The Edinburgh Logical Framework (LF) provides a means to define (or present) logics. It is based on a general treatment of syntax, rules, and proofs by means of a typed -calculus with dependent types. Syntax is treated in a style similar to, but more general than, Martin-Lof's system of arities. The treatment of rules and proofs focuses on his notion of a judgement. Logics are represented in LF via a new principle, the judgements as types principle, whereby each judgement is identified with the type of its proofs. This allows for a smooth treatment of discharge and variable occurrence conditions and leads to a uniform treatment of rules and proofs whereby rules are viewed as proofs of higher-order judgements and proof checking is reduced to type checking.
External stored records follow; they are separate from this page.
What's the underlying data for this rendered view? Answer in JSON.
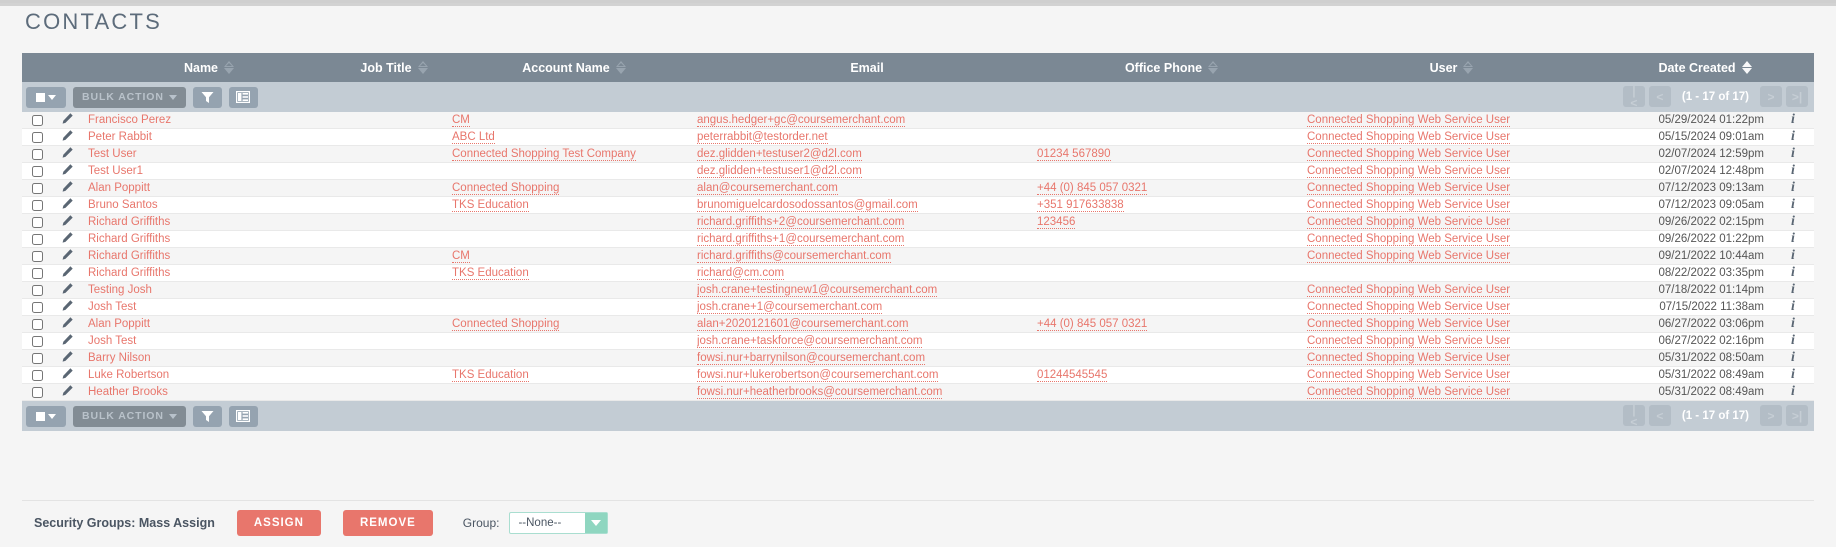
{
  "page": {
    "title": "CONTACTS"
  },
  "columns": [
    {
      "key": "name",
      "label": "Name",
      "sortable": true,
      "active": false
    },
    {
      "key": "job",
      "label": "Job Title",
      "sortable": true,
      "active": false
    },
    {
      "key": "acct",
      "label": "Account Name",
      "sortable": true,
      "active": false
    },
    {
      "key": "email",
      "label": "Email",
      "sortable": false,
      "active": false
    },
    {
      "key": "phone",
      "label": "Office Phone",
      "sortable": true,
      "active": false
    },
    {
      "key": "user",
      "label": "User",
      "sortable": true,
      "active": false
    },
    {
      "key": "date",
      "label": "Date Created",
      "sortable": true,
      "active": true
    }
  ],
  "toolbar": {
    "select_all_icon": "checkbox-dropdown-icon",
    "bulk_action_label": "BULK ACTION",
    "filter_icon": "funnel-icon",
    "columns_icon": "column-chooser-icon"
  },
  "pagination": {
    "first_label": "|<",
    "prev_label": "<",
    "count_label": "(1 - 17 of 17)",
    "next_label": ">",
    "last_label": ">|"
  },
  "rows": [
    {
      "name": "Francisco Perez",
      "job": "",
      "acct": "CM",
      "email": "angus.hedger+gc@coursemerchant.com",
      "phone": "",
      "user": "Connected Shopping Web Service User",
      "date": "05/29/2024 01:22pm"
    },
    {
      "name": "Peter Rabbit",
      "job": "",
      "acct": "ABC Ltd",
      "email": "peterrabbit@testorder.net",
      "phone": "",
      "user": "Connected Shopping Web Service User",
      "date": "05/15/2024 09:01am"
    },
    {
      "name": "Test User",
      "job": "",
      "acct": "Connected Shopping Test Company",
      "email": "dez.glidden+testuser2@d2l.com",
      "phone": "01234 567890",
      "user": "Connected Shopping Web Service User",
      "date": "02/07/2024 12:59pm"
    },
    {
      "name": "Test User1",
      "job": "",
      "acct": "",
      "email": "dez.glidden+testuser1@d2l.com",
      "phone": "",
      "user": "Connected Shopping Web Service User",
      "date": "02/07/2024 12:48pm"
    },
    {
      "name": "Alan Poppitt",
      "job": "",
      "acct": "Connected Shopping",
      "email": "alan@coursemerchant.com",
      "phone": "+44 (0) 845 057 0321",
      "user": "Connected Shopping Web Service User",
      "date": "07/12/2023 09:13am"
    },
    {
      "name": "Bruno Santos",
      "job": "",
      "acct": "TKS Education",
      "email": "brunomiguelcardosodossantos@gmail.com",
      "phone": "+351 917633838",
      "user": "Connected Shopping Web Service User",
      "date": "07/12/2023 09:05am"
    },
    {
      "name": "Richard Griffiths",
      "job": "",
      "acct": "",
      "email": "richard.griffiths+2@coursemerchant.com",
      "phone": "123456",
      "user": "Connected Shopping Web Service User",
      "date": "09/26/2022 02:15pm"
    },
    {
      "name": "Richard Griffiths",
      "job": "",
      "acct": "",
      "email": "richard.griffiths+1@coursemerchant.com",
      "phone": "",
      "user": "Connected Shopping Web Service User",
      "date": "09/26/2022 01:22pm"
    },
    {
      "name": "Richard Griffiths",
      "job": "",
      "acct": "CM",
      "email": "richard.griffiths@coursemerchant.com",
      "phone": "",
      "user": "Connected Shopping Web Service User",
      "date": "09/21/2022 10:44am"
    },
    {
      "name": "Richard Griffiths",
      "job": "",
      "acct": "TKS Education",
      "email": "richard@cm.com",
      "phone": "",
      "user": "",
      "date": "08/22/2022 03:35pm"
    },
    {
      "name": "Testing Josh",
      "job": "",
      "acct": "",
      "email": "josh.crane+testingnew1@coursemerchant.com",
      "phone": "",
      "user": "Connected Shopping Web Service User",
      "date": "07/18/2022 01:14pm"
    },
    {
      "name": "Josh Test",
      "job": "",
      "acct": "",
      "email": "josh.crane+1@coursemerchant.com",
      "phone": "",
      "user": "Connected Shopping Web Service User",
      "date": "07/15/2022 11:38am"
    },
    {
      "name": "Alan Poppitt",
      "job": "",
      "acct": "Connected Shopping",
      "email": "alan+2020121601@coursemerchant.com",
      "phone": "+44 (0) 845 057 0321",
      "user": "Connected Shopping Web Service User",
      "date": "06/27/2022 03:06pm"
    },
    {
      "name": "Josh Test",
      "job": "",
      "acct": "",
      "email": "josh.crane+taskforce@coursemerchant.com",
      "phone": "",
      "user": "Connected Shopping Web Service User",
      "date": "06/27/2022 02:16pm"
    },
    {
      "name": "Barry Nilson",
      "job": "",
      "acct": "",
      "email": "fowsi.nur+barrynilson@coursemerchant.com",
      "phone": "",
      "user": "Connected Shopping Web Service User",
      "date": "05/31/2022 08:50am"
    },
    {
      "name": "Luke Robertson",
      "job": "",
      "acct": "TKS Education",
      "email": "fowsi.nur+lukerobertson@coursemerchant.com",
      "phone": "01244545545",
      "user": "Connected Shopping Web Service User",
      "date": "05/31/2022 08:49am"
    },
    {
      "name": "Heather Brooks",
      "job": "",
      "acct": "",
      "email": "fowsi.nur+heatherbrooks@coursemerchant.com",
      "phone": "",
      "user": "Connected Shopping Web Service User",
      "date": "05/31/2022 08:49am"
    }
  ],
  "mass_assign": {
    "label": "Security Groups: Mass Assign",
    "assign_label": "ASSIGN",
    "remove_label": "REMOVE",
    "group_label": "Group:",
    "group_value": "--None--",
    "group_options": [
      "--None--"
    ]
  },
  "colors": {
    "link": "#e8766c",
    "header_band": "#7b8894",
    "toolbar_band": "#c3ccd4",
    "button_red": "#e8766c",
    "select_accent": "#8fd6c0",
    "title": "#5d6c7b"
  }
}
The practical benefit of our treatment of formal systems is that logic-independent tools such as proof editors and proof checkers can be constructed.
JOURNAL OF THE ASSOCIATION FOR COMPUTING MACHINERY